More than 100,000 people gathered in Venezuela’s capital, Caracas, in support of opposition presidential candidate Henrique Capriles.
Henrique Capriles criticized President Hugo Chavez for what he called a long list of unfulfilled promises.
He demanded justice for three opposition activists killed during a rally in Barinas state on Saturday.
Hugo Chavez addressed large crowds in Zulia state, promising to deepen socialism.
He told his supporters it was impossible to lose the 7 October election.
Henrique Capriles said the rally was the biggest Caracas had ever seen.
“Bolivar Avenue is too small for us,” he said, referring to one of the main city streets.
He also paid tribute to the three men who had died.
“Yesterday, sadly, violence took three lives, something that should never have happened,” Henrique Capriles said, in his last major rally in the capital before the election.
“I want to tell their families, and those angels in heaven, that we are going to defeat violence on 7 October.”
The three were named as Antonio Valero, Omar Fernandez and Hector Rojas.
An initial statement by the opposition First Justice Party on Saturday night reported two deaths.
It said a rally had been planned in Barinas, President Hugo Chavez’s home state, on Saturday but the road was blocked by government supporters.

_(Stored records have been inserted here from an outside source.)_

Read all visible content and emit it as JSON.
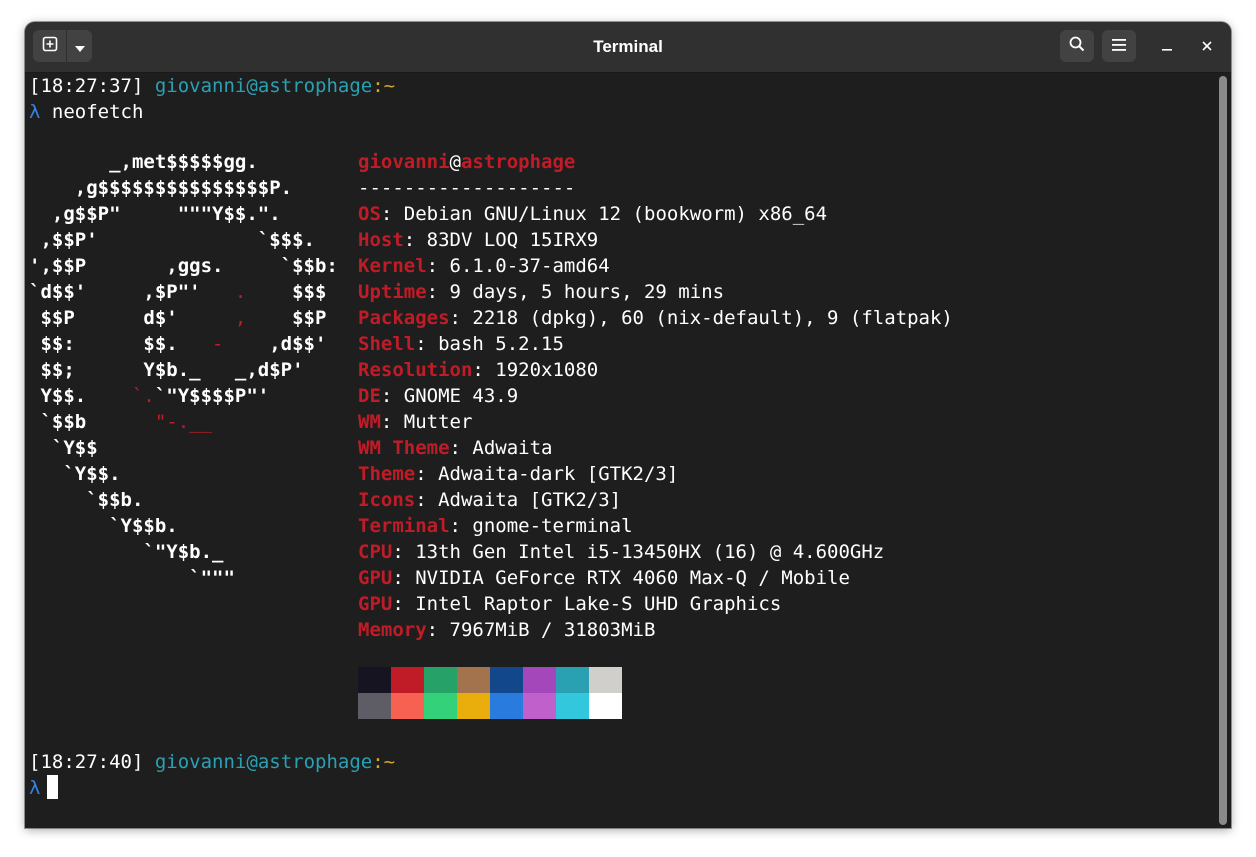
{
  "window": {
    "title": "Terminal"
  },
  "header": {
    "new_tab_icon": "new-tab-icon",
    "tab_menu_icon": "chevron-down-icon",
    "search_icon": "search-icon",
    "menu_icon": "hamburger-menu-icon",
    "minimize_label": "–",
    "close_label": "✕"
  },
  "session": {
    "prompt1": {
      "time": "[18:27:37]",
      "user": "giovanni",
      "at": "@",
      "host": "astrophage",
      "colon": ":",
      "dir": "~"
    },
    "cmd1": {
      "lambda": "λ",
      "command": "neofetch"
    },
    "prompt2": {
      "time": "[18:27:40]",
      "user": "giovanni",
      "at": "@",
      "host": "astrophage",
      "colon": ":",
      "dir": "~"
    },
    "cmd2": {
      "lambda": "λ"
    }
  },
  "logo": [
    [
      [
        "w",
        "       _,met$$$$$gg."
      ]
    ],
    [
      [
        "w",
        "    ,g$$$$$$$$$$$$$$$P."
      ]
    ],
    [
      [
        "w",
        "  ,g$$P\"     \"\"\"Y$$.\"."
      ]
    ],
    [
      [
        "w",
        " ,$$P'              `$$$."
      ]
    ],
    [
      [
        "w",
        "',$$P       ,ggs.     `$$b:"
      ]
    ],
    [
      [
        "w",
        "`d$$'     ,$P\"'   "
      ],
      [
        "r",
        "."
      ],
      [
        "w",
        "    $$$"
      ]
    ],
    [
      [
        "w",
        " $$P      d$'     "
      ],
      [
        "r",
        ","
      ],
      [
        "w",
        "    $$P"
      ]
    ],
    [
      [
        "w",
        " $$:      $$.   "
      ],
      [
        "r",
        "-"
      ],
      [
        "w",
        "    ,d$$'"
      ]
    ],
    [
      [
        "w",
        " $$;      Y$b._   _,d$P'"
      ]
    ],
    [
      [
        "w",
        " Y$$.    "
      ],
      [
        "r",
        "`."
      ],
      [
        "w",
        "`\"Y$$$$P\"'"
      ]
    ],
    [
      [
        "w",
        " `$$b      "
      ],
      [
        "r",
        "\"-.__"
      ]
    ],
    [
      [
        "w",
        "  `Y$$"
      ]
    ],
    [
      [
        "w",
        "   `Y$$."
      ]
    ],
    [
      [
        "w",
        "     `$$b."
      ]
    ],
    [
      [
        "w",
        "       `Y$$b."
      ]
    ],
    [
      [
        "w",
        "          `\"Y$b._"
      ]
    ],
    [
      [
        "w",
        "              `\"\"\""
      ]
    ]
  ],
  "info": {
    "user": "giovanni",
    "at": "@",
    "host": "astrophage",
    "separator": "-------------------",
    "rows": [
      {
        "key": "OS",
        "value": "Debian GNU/Linux 12 (bookworm) x86_64"
      },
      {
        "key": "Host",
        "value": "83DV LOQ 15IRX9"
      },
      {
        "key": "Kernel",
        "value": "6.1.0-37-amd64"
      },
      {
        "key": "Uptime",
        "value": "9 days, 5 hours, 29 mins"
      },
      {
        "key": "Packages",
        "value": "2218 (dpkg), 60 (nix-default), 9 (flatpak)"
      },
      {
        "key": "Shell",
        "value": "bash 5.2.15"
      },
      {
        "key": "Resolution",
        "value": "1920x1080"
      },
      {
        "key": "DE",
        "value": "GNOME 43.9"
      },
      {
        "key": "WM",
        "value": "Mutter"
      },
      {
        "key": "WM Theme",
        "value": "Adwaita"
      },
      {
        "key": "Theme",
        "value": "Adwaita-dark [GTK2/3]"
      },
      {
        "key": "Icons",
        "value": "Adwaita [GTK2/3]"
      },
      {
        "key": "Terminal",
        "value": "gnome-terminal"
      },
      {
        "key": "CPU",
        "value": "13th Gen Intel i5-13450HX (16) @ 4.600GHz"
      },
      {
        "key": "GPU",
        "value": "NVIDIA GeForce RTX 4060 Max-Q / Mobile"
      },
      {
        "key": "GPU",
        "value": "Intel Raptor Lake-S UHD Graphics"
      },
      {
        "key": "Memory",
        "value": "7967MiB / 31803MiB"
      }
    ],
    "separator_char": ":"
  },
  "palette": {
    "normal": [
      "#171421",
      "#c01c28",
      "#26a269",
      "#a2734c",
      "#12488b",
      "#a347ba",
      "#2aa1b3",
      "#d0cfcc"
    ],
    "bright": [
      "#5e5c64",
      "#f66151",
      "#33d17a",
      "#e9ad0c",
      "#2a7bde",
      "#c061cb",
      "#33c7de",
      "#ffffff"
    ]
  },
  "colors": {
    "background": "#1e1e1e",
    "foreground": "#ffffff",
    "accent_red": "#c01c28",
    "accent_teal": "#2aa1b3",
    "accent_yellow": "#d9a826",
    "accent_blue": "#3584e4"
  }
}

When Antonio Valero and Omar Fernandez left their car to try to gain access, they were fired on by gunmen inside a van, it said.
“This tragedy gives us more strength and faith to fight for a Venezuela where justice and non-violence reign,” the First Justice Party said.
Justice Minister Tareck El Aissami said in a message on Twitter that a suspect in the killings had already been arrested.
Hugo Chavez and Henrique Capriles are wrapping up their campaigns over the next few days.
Addressing tens of thousands of people in the town of Cabimas in the western Zulia state, President Chavez said he regretted the deaths and called for calm.
“It’s not with violence that we face off. It’s with votes, ideas, peace, so let’s not fall into provocations,” he said, quoted by Reuters news agency.
There have been other incidents of violence on the campaign trail. Supporters of both candidates threw stones at each other earlier this month when Henrique Capriles attempted to march through the city of Puerto Cabello.
And four people were injured in a shooting that erupted during a voting rehearsal at the beginning of September.
With violent crime a key concern for voters, there are fears that further violence could erupt in what has become Venezuela’s closest fought election in over a decade.
Hugo Chavez, who has been in power since 1999, was diagnosed with cancer last year.
More than 30 opposition parties have backed Henrique Capriles as a single candidate to challenge the leftist president.